## EXERCISE
Go through the lines of the material and count the ones with the word "Salon". Give that count alone.

## GIVEN RECORDS
• • • • •

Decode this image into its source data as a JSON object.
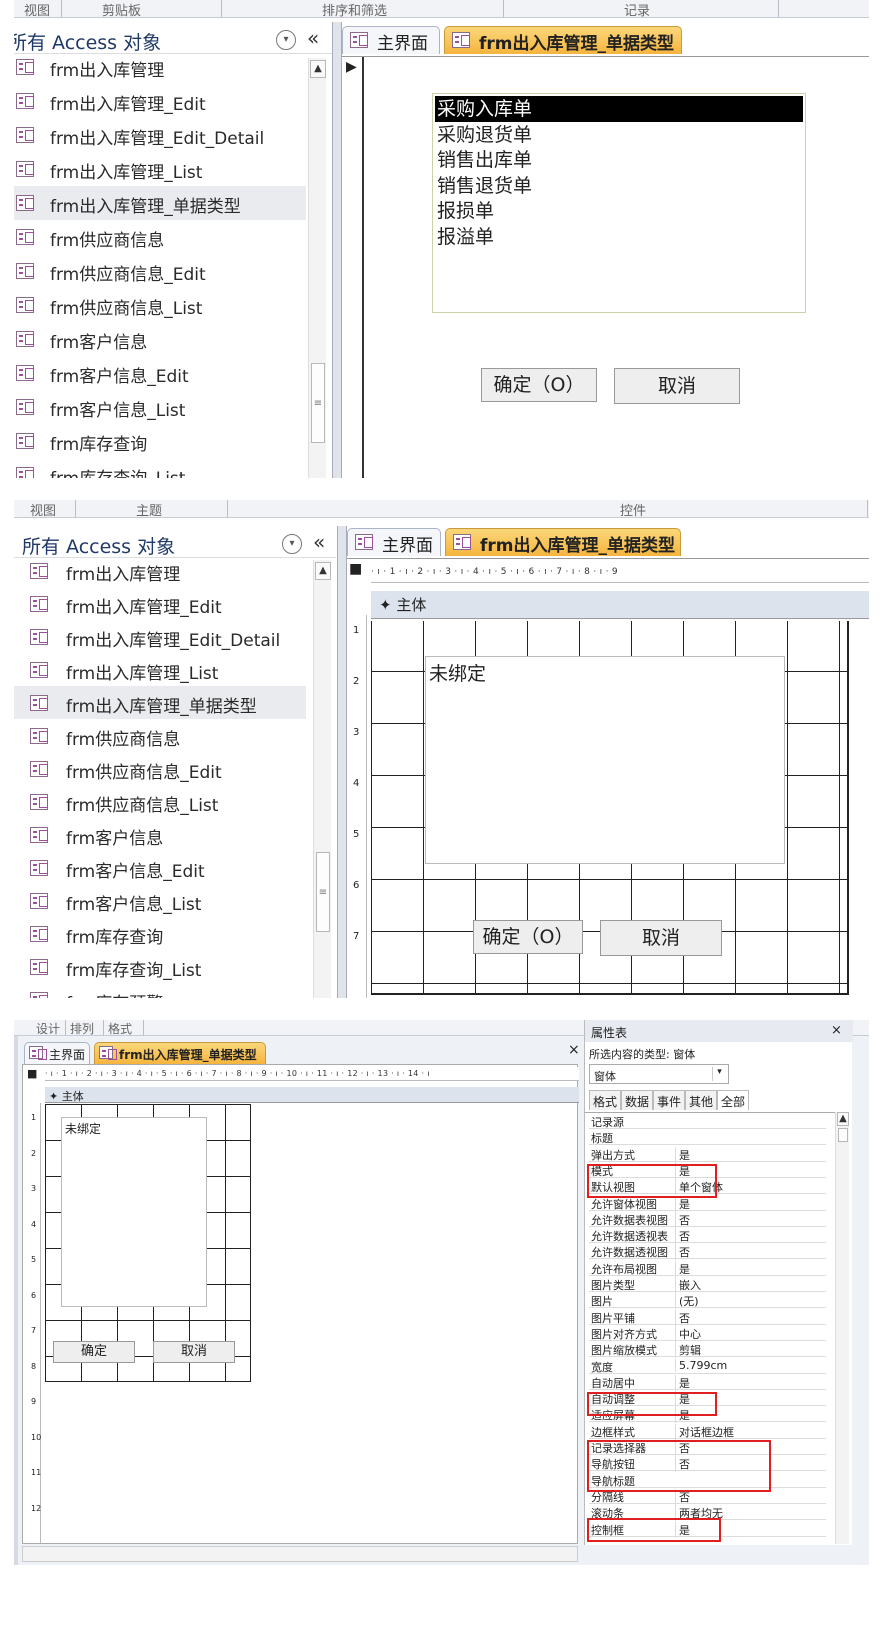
{
  "nav": {
    "title": "所有 Access 对象",
    "dropdown_glyph": "▾",
    "collapse_glyph": "«",
    "scroll_up": "▲",
    "thumb_grip": "≡",
    "items": [
      "frm出入库管理",
      "frm出入库管理_Edit",
      "frm出入库管理_Edit_Detail",
      "frm出入库管理_List",
      "frm出入库管理_单据类型",
      "frm供应商信息",
      "frm供应商信息_Edit",
      "frm供应商信息_List",
      "frm客户信息",
      "frm客户信息_Edit",
      "frm客户信息_List",
      "frm库存查询",
      "frm库存查询_List",
      "frm库存预警"
    ]
  },
  "panel1": {
    "top_segments": [
      "视图",
      "剪贴板",
      "排序和筛选",
      "记录"
    ],
    "record_marker": "▶",
    "listbox_items": [
      "采购入库单",
      "采购退货单",
      "销售出库单",
      "销售退货单",
      "报损单",
      "报溢单"
    ],
    "ok_button": "确定（O）",
    "cancel_button": "取消"
  },
  "tabs": {
    "home": "主界面",
    "form": "frm出入库管理_单据类型"
  },
  "panel2": {
    "top_segments": [
      "视图",
      "主题",
      "控件"
    ],
    "ruler_corner": "■",
    "ruler_text": "· ı · 1 · ı · 2 · ı · 3 · ı · 4 · ı · 5 · ı · 6 · ı · 7 · ı · 8 · ı · 9",
    "vruler_numbers": [
      "1",
      "2",
      "3",
      "4",
      "5",
      "6",
      "7"
    ],
    "section_glyph": "✦",
    "section_label": "主体",
    "unbound_label": "未绑定",
    "ok_button": "确定（O）",
    "cancel_button": "取消"
  },
  "panel3": {
    "top_segments": [
      "设计",
      "排列",
      "格式"
    ],
    "close_glyph": "×",
    "ruler_text": "· ı · 1 · ı · 2 · ı · 3 · ı · 4 · ı · 5 · ı · 6 · ı · 7 · ı · 8 · ı · 9 · ı · 10 · ı · 11 · ı · 12 · ı · 13 · ı · 14 · ı",
    "vruler_numbers": [
      "1",
      "2",
      "3",
      "4",
      "5",
      "6",
      "7",
      "8",
      "9",
      "10",
      "11",
      "12"
    ],
    "unbound_label": "未绑定",
    "ok_button": "确定",
    "cancel_button": "取消",
    "property_sheet": {
      "title": "属性表",
      "selection_type": "所选内容的类型: 窗体",
      "object_combo": "窗体",
      "tabs": [
        "格式",
        "数据",
        "事件",
        "其他",
        "全部"
      ],
      "rows": [
        {
          "name": "记录源",
          "value": ""
        },
        {
          "name": "标题",
          "value": ""
        },
        {
          "name": "弹出方式",
          "value": "是"
        },
        {
          "name": "模式",
          "value": "是"
        },
        {
          "name": "默认视图",
          "value": "单个窗体"
        },
        {
          "name": "允许窗体视图",
          "value": "是"
        },
        {
          "name": "允许数据表视图",
          "value": "否"
        },
        {
          "name": "允许数据透视表",
          "value": "否"
        },
        {
          "name": "允许数据透视图",
          "value": "否"
        },
        {
          "name": "允许布局视图",
          "value": "是"
        },
        {
          "name": "图片类型",
          "value": "嵌入"
        },
        {
          "name": "图片",
          "value": "(无)"
        },
        {
          "name": "图片平铺",
          "value": "否"
        },
        {
          "name": "图片对齐方式",
          "value": "中心"
        },
        {
          "name": "图片缩放模式",
          "value": "剪辑"
        },
        {
          "name": "宽度",
          "value": "5.799cm"
        },
        {
          "name": "自动居中",
          "value": "是"
        },
        {
          "name": "自动调整",
          "value": "是"
        },
        {
          "name": "适应屏幕",
          "value": "是"
        },
        {
          "name": "边框样式",
          "value": "对话框边框"
        },
        {
          "name": "记录选择器",
          "value": "否"
        },
        {
          "name": "导航按钮",
          "value": "否"
        },
        {
          "name": "导航标题",
          "value": ""
        },
        {
          "name": "分隔线",
          "value": "否"
        },
        {
          "name": "滚动条",
          "value": "两者均无"
        },
        {
          "name": "控制框",
          "value": "是"
        }
      ]
    }
  },
  "colors": {
    "highlight_box": "#e02020",
    "active_tab": "#f5b53e",
    "nav_title": "#1f3a68"
  }
}
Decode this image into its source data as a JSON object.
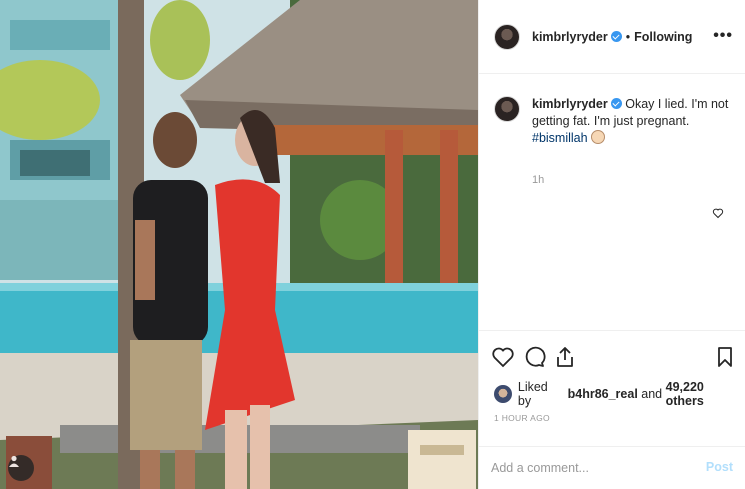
{
  "post": {
    "author": {
      "username": "kimbrlyryder",
      "verified": true
    },
    "header": {
      "separator": "•",
      "follow_label": "Following",
      "more_label": "•••"
    },
    "caption": {
      "username": "kimbrlyryder",
      "text": "Okay I lied. I'm not getting fat. I'm just pregnant.",
      "hashtag": "#bismillah"
    },
    "caption_time": "1h",
    "likes": {
      "prefix": "Liked by",
      "user": "b4hr86_real",
      "connector": "and",
      "others": "49,220 others"
    },
    "posted_time": "1 HOUR AGO",
    "comment": {
      "placeholder": "Add a comment...",
      "post_label": "Post"
    }
  },
  "icons": {
    "like": "heart-icon",
    "comment": "comment-icon",
    "share": "share-icon",
    "save": "bookmark-icon",
    "more": "more-options-icon",
    "user_tag": "user-tag-icon",
    "verified": "verified-badge-icon"
  },
  "colors": {
    "verified_badge": "#3897f0",
    "post_button": "#b2dffc",
    "hashtag": "#003569",
    "dress": "#e2362d"
  }
}
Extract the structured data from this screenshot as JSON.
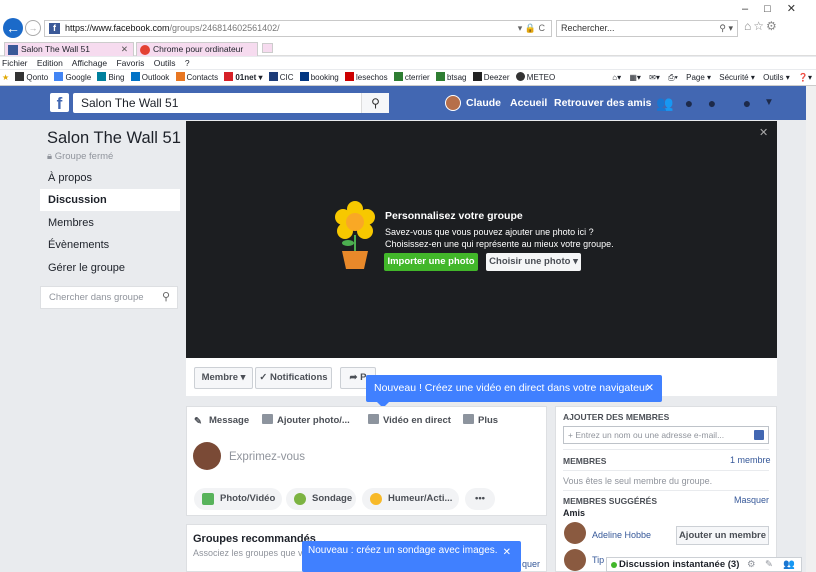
{
  "browser": {
    "url_host": "https://www.facebook.com",
    "url_path": "/groups/246814602561402/",
    "addr_icons": "▾ 🔒 C",
    "search_placeholder": "Rechercher...",
    "tabs": [
      {
        "label": "Salon The Wall 51"
      },
      {
        "label": "Chrome pour ordinateur"
      }
    ],
    "menu": [
      "Fichier",
      "Edition",
      "Affichage",
      "Favoris",
      "Outils",
      "?"
    ],
    "favorites": [
      "Qonto",
      "Google",
      "Bing",
      "Outlook",
      "Contacts",
      "01net ▾",
      "CIC",
      "booking",
      "lesechos",
      "cterrier",
      "btsag",
      "Deezer",
      "METEO"
    ],
    "fav_right": [
      "Page ▾",
      "Sécurité ▾",
      "Outils ▾"
    ]
  },
  "fb": {
    "search_value": "Salon The Wall 51",
    "user_name": "Claude",
    "nav_home": "Accueil",
    "nav_find_friends": "Retrouver des amis"
  },
  "group": {
    "title": "Salon The Wall 51",
    "privacy": "Groupe fermé",
    "nav": [
      "À propos",
      "Discussion",
      "Membres",
      "Évènements",
      "Gérer le groupe"
    ],
    "search_placeholder": "Chercher dans groupe"
  },
  "cover": {
    "title": "Personnalisez votre groupe",
    "desc1": "Savez-vous que vous pouvez ajouter une photo ici ?",
    "desc2": "Choisissez-en une qui représente au mieux votre groupe.",
    "btn_import": "Importer une photo",
    "btn_choose": "Choisir une photo ▾"
  },
  "actions": {
    "member": "Membre ▾",
    "notifications": "✓ Notifications",
    "share": "➦ P"
  },
  "tooltip1": "Nouveau ! Créez une vidéo en direct dans votre navigateur",
  "composer": {
    "tabs": [
      "Message",
      "Ajouter photo/...",
      "Vidéo en direct",
      "Plus"
    ],
    "placeholder": "Exprimez-vous",
    "pills": [
      "Photo/Vidéo",
      "Sondage",
      "Humeur/Acti...",
      "•••"
    ]
  },
  "recommended": {
    "title": "Groupes recommandés",
    "subtitle": "Associez les groupes que vo"
  },
  "tooltip2": "Nouveau : créez un sondage avec images.",
  "tooltip2_tail": "quer",
  "sidebar": {
    "add_members_header": "AJOUTER DES MEMBRES",
    "add_input_placeholder": "+ Entrez un nom ou une adresse e-mail...",
    "members_header": "MEMBRES",
    "members_count": "1 membre",
    "only_member": "Vous êtes le seul membre du groupe.",
    "suggested_header": "MEMBRES SUGGÉRÉS",
    "hide_link": "Masquer",
    "friends_label": "Amis",
    "suggestions": [
      {
        "name": "Adeline Hobbe",
        "button": "Ajouter un membre"
      },
      {
        "name": "Tip",
        "button": ""
      }
    ]
  },
  "chat": {
    "label": "Discussion instantanée (3)"
  }
}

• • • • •

## RESPONSE BOX
3